Underlying operating profit was up 363.8 per cent to £85.8m (£18.5m in 2020).
Pendragon said performance was ‘strong’ during H1 2021, despite the lockdown with affected the industry in Q1.
An operating profit of £37.6m was recorded for Q1 2021 against a a loss of £18.1m in the same period in 2020.
In H2 2021, operating profit shot to £48.2m (£36.6m in Q2 2020).
For the whole of 2021, Pendragon’s motor retail division – which consists of the Evans Halshaw and Stratstone brands – reported an operating profit after non-underlying items of £81.3m (FY20: operating losses of £11.6m).

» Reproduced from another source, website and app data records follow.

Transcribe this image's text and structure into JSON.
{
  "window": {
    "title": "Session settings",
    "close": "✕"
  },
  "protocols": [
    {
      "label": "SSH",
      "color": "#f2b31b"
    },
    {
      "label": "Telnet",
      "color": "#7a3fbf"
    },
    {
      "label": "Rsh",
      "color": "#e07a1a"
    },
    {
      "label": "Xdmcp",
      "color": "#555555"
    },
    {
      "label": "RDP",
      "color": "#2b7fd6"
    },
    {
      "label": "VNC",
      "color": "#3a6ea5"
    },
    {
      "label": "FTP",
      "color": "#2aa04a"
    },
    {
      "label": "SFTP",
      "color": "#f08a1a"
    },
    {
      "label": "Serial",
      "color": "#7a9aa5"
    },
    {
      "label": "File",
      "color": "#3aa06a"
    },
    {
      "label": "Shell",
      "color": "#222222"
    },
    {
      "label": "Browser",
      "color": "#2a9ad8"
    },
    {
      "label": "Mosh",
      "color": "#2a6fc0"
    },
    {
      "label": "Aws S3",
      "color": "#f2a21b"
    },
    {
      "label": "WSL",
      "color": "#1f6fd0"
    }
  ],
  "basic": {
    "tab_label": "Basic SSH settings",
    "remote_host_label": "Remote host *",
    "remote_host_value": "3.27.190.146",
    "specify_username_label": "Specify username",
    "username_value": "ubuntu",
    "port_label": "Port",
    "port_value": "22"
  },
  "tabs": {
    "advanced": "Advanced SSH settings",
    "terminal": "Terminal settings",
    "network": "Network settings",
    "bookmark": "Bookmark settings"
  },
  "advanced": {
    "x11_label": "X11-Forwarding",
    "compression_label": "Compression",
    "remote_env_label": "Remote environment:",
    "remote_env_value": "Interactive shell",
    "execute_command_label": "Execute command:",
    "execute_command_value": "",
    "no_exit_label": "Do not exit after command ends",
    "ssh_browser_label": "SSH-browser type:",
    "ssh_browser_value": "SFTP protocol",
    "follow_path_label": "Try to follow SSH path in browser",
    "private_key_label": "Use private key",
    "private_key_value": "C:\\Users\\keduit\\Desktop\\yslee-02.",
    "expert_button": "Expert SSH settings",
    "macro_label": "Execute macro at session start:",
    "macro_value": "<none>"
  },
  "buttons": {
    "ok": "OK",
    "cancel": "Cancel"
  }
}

The company said it recorded increased gross margins in all areas; used cars were 9.7 per cent, new cars were 7.3 per cent, and its aftersales margin was 50.7 per cent.
Used car profit per unit increased by £530 to £1,730 while new was up by £463 to £1,911.
New car sales were down by 2.1 per cent like-for-like while uses cars were up 13.1 per cent like-for-like.
Pendragon’s CarStore business saw revenues increase by just under 60 per cent to £141.5m, with an underlying operating profit of £1.6m.
The company said CarStore’s ‘first profitable’ full-year leaves the division ‘well-positioned to deliver future growth ambitions’.
CarStore’s gross margins rose to 9.1 per cent (8.2 per cent in 2020), while gross profit per unit was £1,221 (£865 in 2020).
During the year, CarStore launched a new website where customers could transact online.
Used used volume was up 26 per cent like-for-like.
Meanwhile, its software division Pinewood saw revenue grow by 9.4 per cent to £24.4m, and revenues grew by 4.2 per cent to £89.9m for its leasing business, Pendragon Vehicle Management.
During 2021, Pendragon completed its sale of its US motor division to the tune of £106m since the sell-off began in 2018.
Commenting on the results, Pendragon CEO Bill Berman said:
‘We have delivered a really strong set of results, with positive contributions from all parts of our business.
‘Late in 2020, we set out our new strategy to transform our operations and adapt to the fast-changing retail environment. Our focus since then has been on creating value through the delivery of this strategy and we are seeing the operational and financial benefits of this hard work in our results today.
‘Our sector has experienced a unique set of trading conditions during the period and I am delighted with how we have performed in this environment. We have made the most of the favourable market dynamics to deliver record underlying profits and we have also reported a return to profit for CarStore, our relaunched, used car brand.
‘We expect existing supply chain constraints to continue in the current year, and we are mindful of the potential for further disruption to new vehicle supply chains as a result of the conflict in Ukraine.
‘Despite this, we have the right strategy in place and we expect to make positive progress towards our long-term goals this year.’
Zeus Capital analyst Mike Allen said: ‘The group has capitalised on favourable trading conditions, as well as executing its strategy to reduce costs and improve efficiency.
‘We remain confident that Pendragon will successfully navigate ongoing supply issues and deliver against its strategic goals.’
The results come as Pendragon’s leading shareholder makes moves to acquire the business.
Last week, as reported by Car Dealer, news came that Pendragon had recently thrown out a £400m bid from Hedin Group.
Chief executive Anders Hedin, who’s one of Pendragon’s biggest critics, made a secretive offer a few weeks ago via subsidiary Hedin Bil at 28p a share, according to Sky News.
But it’s believed Pendragon’s shareholders weren’t told about it and the board rejected it.